■ WORK INSTRUCTIONS ■
When you find the word "kind" in a line of the entries, please copy the whole line.

■ DATA PROVIDED ■
● ● ● ● ● ● ●

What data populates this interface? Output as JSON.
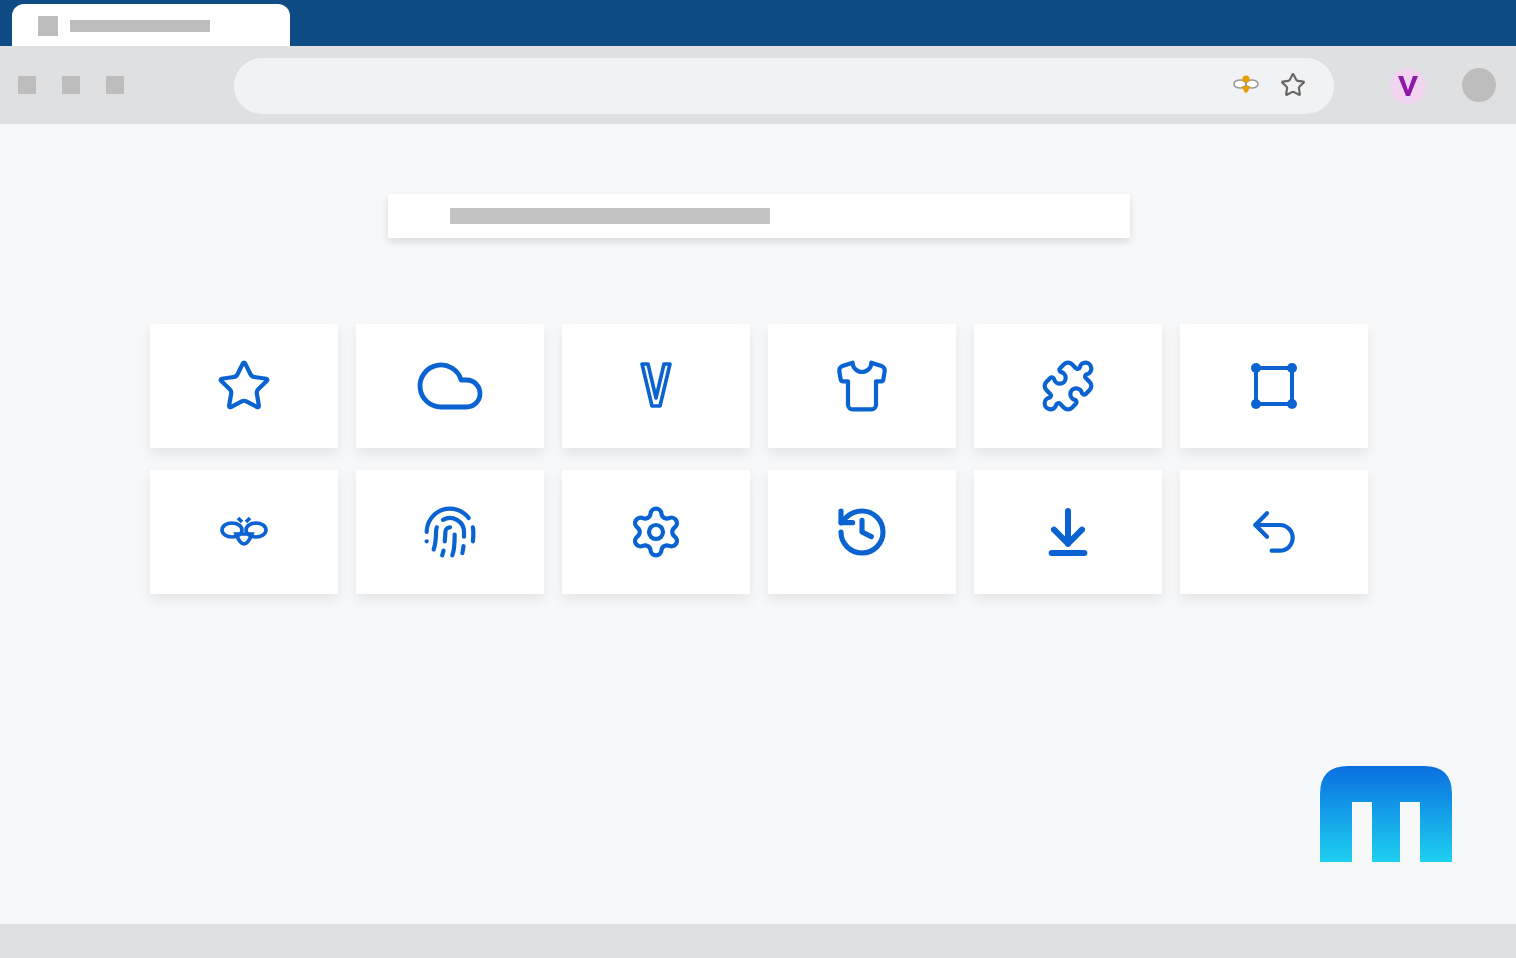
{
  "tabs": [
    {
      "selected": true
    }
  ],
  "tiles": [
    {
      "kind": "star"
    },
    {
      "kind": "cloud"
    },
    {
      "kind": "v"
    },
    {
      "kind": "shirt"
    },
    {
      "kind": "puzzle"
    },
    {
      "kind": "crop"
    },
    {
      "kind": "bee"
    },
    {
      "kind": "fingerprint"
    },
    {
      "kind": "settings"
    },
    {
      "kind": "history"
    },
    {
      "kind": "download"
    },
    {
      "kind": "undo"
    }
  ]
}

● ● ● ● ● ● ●

■ FINISHED EXERCISE ■
      "kind": "star"
      "kind": "cloud"
      "kind": "v"
      "kind": "shirt"
      "kind": "puzzle"
      "kind": "crop"
      "kind": "bee"
      "kind": "fingerprint"
      "kind": "settings"
      "kind": "history"
      "kind": "download"
      "kind": "undo"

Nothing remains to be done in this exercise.